The post will be functionally led by the clients Regional Security Manager EME. The post will be responsible for delivering security support to wind farm projects and is a 1 year position with potential to expand to support further projects as they come on line in Jordan. The post is key to the Client s ability to deliver the project in a safe and secure manner and is essential in the delivery of appropriate duty of care support to all staff working on the project. Managerial Scope: Maintain the Project Security Plan. Manage the Private Security Company under the Client’s control and Site Security Supervisor. Monitor all security spending on the project ensuring that value for money is always achieved. Oversee the deployment and employment of live-armed guards if required. Qualifications and experience required: A detailed and current understanding of the Jordanian/ Middle Eastern security environment. Minimum of 2 years experience operating in a security management role.
Project management experience. Excellent written and spoken English and Arabic. Computer literate with strong Microsoft Office skills including Outlook, Word, PowerPoint, Excel. Happy to lead a team, but to do their own work on the ground. Both in terms of project delivery and at the computer to produce and maintain plans, procedures, training tools and records. Ability to work independently. Status and capability to engage with local law enforcement and intelligence agencies to ensure that the project site has suitable links into these communities. Working knowledge of Arabic is preferable. For more information follow the link below.
Project Security Manager, Jordan. – PALADIN JOBS
Follow this link: Project Security Manager, Jordan.
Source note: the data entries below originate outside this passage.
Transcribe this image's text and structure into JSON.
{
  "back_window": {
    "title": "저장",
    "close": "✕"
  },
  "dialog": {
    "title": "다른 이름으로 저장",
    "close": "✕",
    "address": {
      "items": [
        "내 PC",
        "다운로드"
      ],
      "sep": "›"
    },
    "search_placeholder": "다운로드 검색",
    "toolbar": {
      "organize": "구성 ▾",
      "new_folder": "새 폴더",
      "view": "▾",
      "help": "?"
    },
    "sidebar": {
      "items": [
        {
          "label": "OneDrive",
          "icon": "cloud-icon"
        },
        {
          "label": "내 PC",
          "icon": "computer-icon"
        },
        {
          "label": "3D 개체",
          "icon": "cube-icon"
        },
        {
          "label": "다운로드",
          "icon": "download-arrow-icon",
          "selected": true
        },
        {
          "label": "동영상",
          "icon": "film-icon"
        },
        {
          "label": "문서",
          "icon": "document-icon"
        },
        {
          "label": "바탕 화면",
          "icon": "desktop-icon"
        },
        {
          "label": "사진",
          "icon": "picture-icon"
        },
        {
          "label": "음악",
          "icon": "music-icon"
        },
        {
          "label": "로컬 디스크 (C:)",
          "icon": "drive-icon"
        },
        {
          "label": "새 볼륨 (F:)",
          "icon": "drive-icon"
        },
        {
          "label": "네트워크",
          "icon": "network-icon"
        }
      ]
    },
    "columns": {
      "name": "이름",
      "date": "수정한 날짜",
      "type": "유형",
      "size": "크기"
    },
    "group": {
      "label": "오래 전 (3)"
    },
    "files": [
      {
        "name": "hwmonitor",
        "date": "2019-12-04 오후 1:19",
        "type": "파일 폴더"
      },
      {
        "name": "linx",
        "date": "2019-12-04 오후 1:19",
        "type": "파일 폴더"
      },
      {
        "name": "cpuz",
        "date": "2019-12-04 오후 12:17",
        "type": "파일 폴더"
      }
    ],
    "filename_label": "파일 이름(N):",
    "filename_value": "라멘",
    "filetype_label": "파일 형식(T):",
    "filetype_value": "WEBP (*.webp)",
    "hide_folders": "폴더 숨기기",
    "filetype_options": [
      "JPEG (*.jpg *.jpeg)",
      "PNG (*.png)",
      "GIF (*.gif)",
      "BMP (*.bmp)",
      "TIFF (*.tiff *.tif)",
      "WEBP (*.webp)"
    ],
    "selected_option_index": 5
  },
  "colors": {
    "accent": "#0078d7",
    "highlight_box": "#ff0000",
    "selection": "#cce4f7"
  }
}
Israel has installed security cameras at a contested shrine in Jerusalem after the introduction of metal detectors sparked a violent backlash. Clashes between Israeli forces and Palestinians have killed six people over the weekend in the highest escalation of violence for two years. Palestinians are accusing Israel of trying to take control of the holy site – known to Muslims as Haram al Sharif and to Jews as Temple Mount – after authorities installed metal detectors at its door. The security measures were put forward by Israel after Arab gunmen opened fire from inside the shrine, killing two police officers.
Image: Security cameras installed at the al Aqsa mosque compound in Jerusalem
Israeli officials have said they are open to adopting alternative security measures in order to reduce tensions, but have warned they will not remove the metal detectors. Israeli minister for regional development Tzachi Hanegbi told Army Radio the detectors “will remain”. “The murderers will never tell us how to search the murderers,” he said. “If they do not want to enter the mosque, then let them not enter the mosque.”
On Friday, several thousand Palestinians clashed with Israeli security forces in the West Bank and Jerusalem.
Image: A Palestinian protester moves a burning tyre as he takes cover during clashes
Three Palestinians were killed and dozens of others were wounded after protesters burned tyres and threw stones and firecrackers . Israeli troops responded with live rounds, rubber bullets and tear gas. Late on Friday night, a 20-year-old Palestinian identified as Omar al Abed jumped over the fence of the Halamish settlement and fatally stabbed a man and his two sons as they celebrated a newborn. An Israeli officer said: “This has nothing to do with metal detectors . There is no justification for murdering a grandfather at a party to celebrate the birth of his new grandson.” Israel has repeatedly accused the Palestinian Authority and President Mahmoud Abbas of permitting anti-Israeli incitement in the their discourse. Mr Abbas announced he would “freeze” ties with Israel “on all levels” until the new security measures were removed.